Education is a key to avoid children from poverty and they have equal rights to have a quality of education and at the same right to be educated as other school aged children. Children with developmental disabilities could not learn before because the government therefore accepted no responsibility to these children. And so parents of these children forced to understand the potential of their children and that they responded to create their own schools, churches and basements for their children.

Inclusive Education: What It Means, Proven Strategies, and a Case Study

Differences Between Special Education And Inclusive Education

Are you familiar with the difference between integration and inclusion when it comes to the classroom environment? The trend in education today is moving away from integration and toward inclusion. While both approaches aim to bring students with disabilities into the mainstream classroom, one system expects students to adapt to the pre-existing structure, while the other ensures the existing education system will adapt to each student. An integrated classroom is a setting where students with disabilities learn alongside peers without disabilities. Extra supports may be implemented to help them adapt to the regular curriculum, and sometimes separate special education programs are in place within the classroom or through pull-out services. In theory, integration is a positive approach that seeks to help students with disabilities be part of the larger group. In practicality, the differences in the way all people learn can make this system of education less effective overall.

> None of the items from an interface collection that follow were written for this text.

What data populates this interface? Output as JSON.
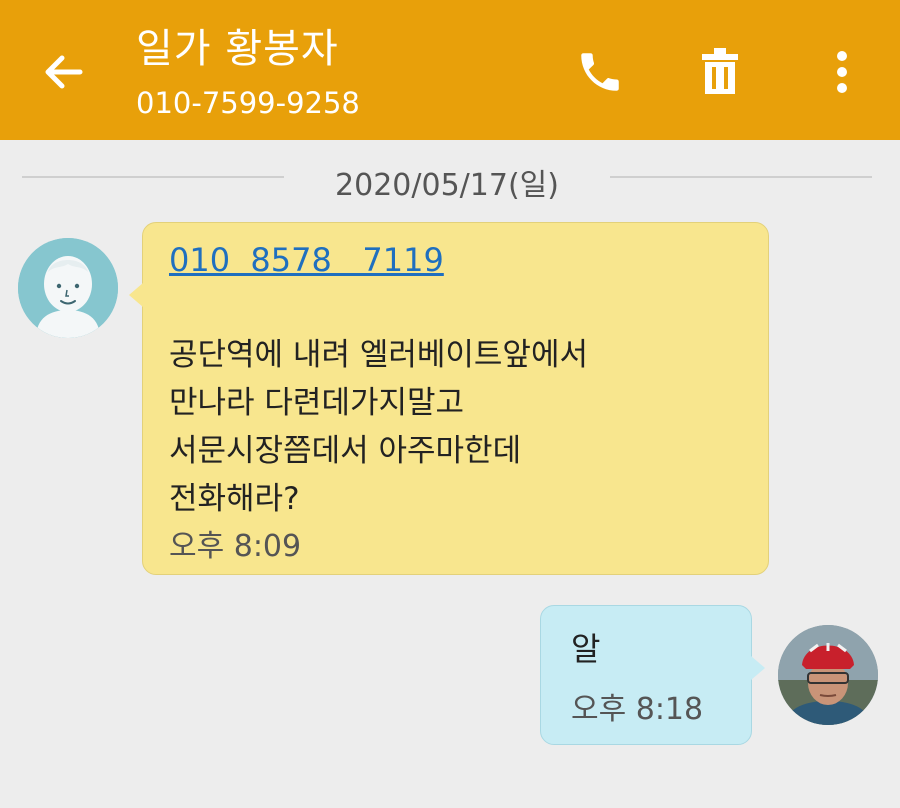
{
  "header": {
    "contact_name": "일가 황봉자",
    "phone_number": "010-7599-9258",
    "bg_color": "#e8a00a",
    "icons": {
      "back": "arrow-left-icon",
      "call": "phone-icon",
      "delete": "trash-icon",
      "more": "more-vertical-icon"
    }
  },
  "date_divider": "2020/05/17(일)",
  "messages": [
    {
      "direction": "incoming",
      "link": "010  8578   7119",
      "lines": [
        "공단역에 내려 엘러베이트앞에서",
        "만나라 다련데가지말고",
        "서문시장쯤데서 아주마한데",
        "전화해라?"
      ],
      "time": "오후 8:09",
      "bubble_color": "#f8e68e"
    },
    {
      "direction": "outgoing",
      "text": "알",
      "time": "오후 8:18",
      "bubble_color": "#c7ecf4"
    }
  ]
}
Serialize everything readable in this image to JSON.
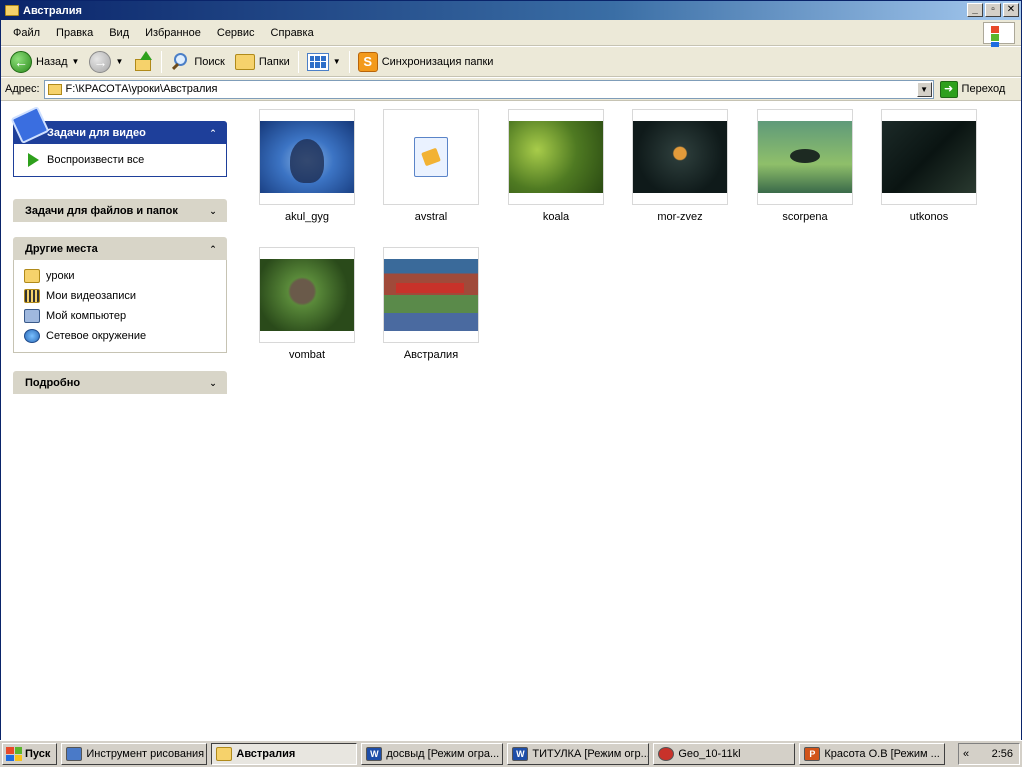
{
  "window": {
    "title": "Австралия",
    "controls": {
      "minimize": "_",
      "restore": "▫",
      "close": "✕"
    }
  },
  "menu": [
    "Файл",
    "Правка",
    "Вид",
    "Избранное",
    "Сервис",
    "Справка"
  ],
  "toolbar": {
    "back": "Назад",
    "search": "Поиск",
    "folders": "Папки",
    "sync": "Синхронизация папки"
  },
  "address": {
    "label": "Адрес:",
    "value": "F:\\КРАСОТА\\уроки\\Австралия",
    "go": "Переход"
  },
  "taskpane": {
    "video_tasks": {
      "title": "Задачи для видео",
      "items": [
        "Воспроизвести все"
      ]
    },
    "file_tasks": {
      "title": "Задачи для файлов и папок"
    },
    "other_places": {
      "title": "Другие места",
      "items": [
        {
          "label": "уроки",
          "icon": "folder-icon"
        },
        {
          "label": "Мои видеозаписи",
          "icon": "my-videos-icon"
        },
        {
          "label": "Мой компьютер",
          "icon": "my-computer-icon"
        },
        {
          "label": "Сетевое окружение",
          "icon": "network-icon"
        }
      ]
    },
    "details": {
      "title": "Подробно"
    }
  },
  "files": [
    {
      "name": "akul_gyg",
      "thumb": "akul"
    },
    {
      "name": "avstral",
      "thumb": "doc"
    },
    {
      "name": "koala",
      "thumb": "koala"
    },
    {
      "name": "mor-zvez",
      "thumb": "morzvez"
    },
    {
      "name": "scorpena",
      "thumb": "scorpena"
    },
    {
      "name": "utkonos",
      "thumb": "utkonos"
    },
    {
      "name": "vombat",
      "thumb": "vombat"
    },
    {
      "name": "Австралия",
      "thumb": "avstralia"
    }
  ],
  "taskbar": {
    "start": "Пуск",
    "tasks": [
      {
        "label": "Инструмент рисования",
        "icon": "paint-icon",
        "active": false
      },
      {
        "label": "Австралия",
        "icon": "folder-icon",
        "active": true
      },
      {
        "label": "досвыд [Режим огра...",
        "icon": "word-icon",
        "active": false
      },
      {
        "label": "ТИТУЛКА [Режим огр...",
        "icon": "word-icon",
        "active": false
      },
      {
        "label": "Geo_10-11kl",
        "icon": "browser-icon",
        "active": false
      },
      {
        "label": "Красота  О.В [Режим ...",
        "icon": "powerpoint-icon",
        "active": false
      }
    ],
    "tray_chevron": "«",
    "clock": "2:56"
  },
  "colors": {
    "titlebar": "#0a246a",
    "panel_blue": "#1e3f9a",
    "chrome": "#ece9d8",
    "taskbar": "#d4d0c8"
  }
}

NCBI Bookshelf. Anne M. Hayes and Jennae Bulat. In education, finding ways to meet the learning needs of students with disabilities can be challenging, especially in schools, districts, regions, and countries with severely limited resources. Inclusive education—which fully engages all students, including students with disabilities or other learning challenges, in quality education—has proven particularly effective in helping all students learn, even while challenges to implementing inclusive education systems remain. This guide provides suggestions for developing inclusive education systems and policies, especially for low- and middle-income countries that are moving from a segregated system toward an inclusive system of education. We specifically address the needs of countries with limited resources for implementing inclusive education.

Study of Education. In this article you will understand what is the main difference between Special Education, Integrated Education and Inclusive Education. If you are a trainee teacher or enrolled with a some kind of teaching course you must know about these terms and this article going to be most useful for you all. Special Education refer the education of all those children and youth whose needs arise from disabilities or learning difficulties. It was based on the assumption that children with disability had some special needs that could not be met in mainstream schools and therefore, they need to study in a separate school with other children having similar needs.

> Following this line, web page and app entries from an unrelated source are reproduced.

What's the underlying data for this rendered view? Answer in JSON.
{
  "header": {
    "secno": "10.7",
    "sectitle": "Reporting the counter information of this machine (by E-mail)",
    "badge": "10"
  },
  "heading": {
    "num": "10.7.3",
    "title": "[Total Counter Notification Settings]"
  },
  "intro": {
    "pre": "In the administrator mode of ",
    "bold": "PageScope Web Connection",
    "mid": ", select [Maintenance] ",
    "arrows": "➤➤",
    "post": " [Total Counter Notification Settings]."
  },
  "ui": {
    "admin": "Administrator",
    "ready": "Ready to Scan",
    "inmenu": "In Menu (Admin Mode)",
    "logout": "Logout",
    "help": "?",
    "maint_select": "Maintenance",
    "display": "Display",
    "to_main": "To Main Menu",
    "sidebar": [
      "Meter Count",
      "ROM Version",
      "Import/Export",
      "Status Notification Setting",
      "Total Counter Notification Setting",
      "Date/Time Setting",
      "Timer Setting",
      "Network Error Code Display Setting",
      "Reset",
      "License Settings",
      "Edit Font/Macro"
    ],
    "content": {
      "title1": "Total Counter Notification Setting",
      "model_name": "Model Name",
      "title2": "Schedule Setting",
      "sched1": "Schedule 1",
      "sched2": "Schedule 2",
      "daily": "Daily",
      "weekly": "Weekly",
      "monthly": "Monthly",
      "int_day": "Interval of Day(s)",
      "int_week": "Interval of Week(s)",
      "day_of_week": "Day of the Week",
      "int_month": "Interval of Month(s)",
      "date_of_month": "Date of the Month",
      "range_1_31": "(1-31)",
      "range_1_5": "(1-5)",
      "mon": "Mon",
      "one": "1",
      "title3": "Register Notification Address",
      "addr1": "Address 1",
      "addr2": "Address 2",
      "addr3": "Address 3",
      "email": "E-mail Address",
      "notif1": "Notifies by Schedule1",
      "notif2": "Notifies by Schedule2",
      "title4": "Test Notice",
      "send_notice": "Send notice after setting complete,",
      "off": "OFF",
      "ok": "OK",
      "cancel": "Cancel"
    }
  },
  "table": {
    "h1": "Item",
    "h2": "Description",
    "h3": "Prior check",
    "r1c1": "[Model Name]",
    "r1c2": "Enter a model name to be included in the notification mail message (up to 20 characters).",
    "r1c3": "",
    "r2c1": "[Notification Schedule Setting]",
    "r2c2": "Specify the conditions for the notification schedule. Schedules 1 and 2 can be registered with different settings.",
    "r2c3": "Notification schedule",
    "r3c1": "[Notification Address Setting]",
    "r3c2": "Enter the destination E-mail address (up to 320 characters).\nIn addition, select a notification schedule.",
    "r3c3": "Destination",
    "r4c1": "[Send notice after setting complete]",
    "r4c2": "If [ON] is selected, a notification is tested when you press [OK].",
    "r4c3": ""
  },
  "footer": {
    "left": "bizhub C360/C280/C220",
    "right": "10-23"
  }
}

Differences Between Special Education And Inclusive Education

Considering the potential of inclusive education at your school? Perhaps you are currently working in an inclusive classroom and looking for effective strategies. Lean into this deep-dive article on inclusive education to gather a solid understanding of what it means, what the research shows, and proven strategies that bring out the benefits for everyone. The school and classroom operate on the premise that students with disabilities are as fundamentally competent as students without disabilities. Therefore, all students can be full participants in their classrooms and in the local school community.

2 Response
  1. Joy D.

    is the practice of providing individualised instruction and support to students with disabilities or.

Leave a Reply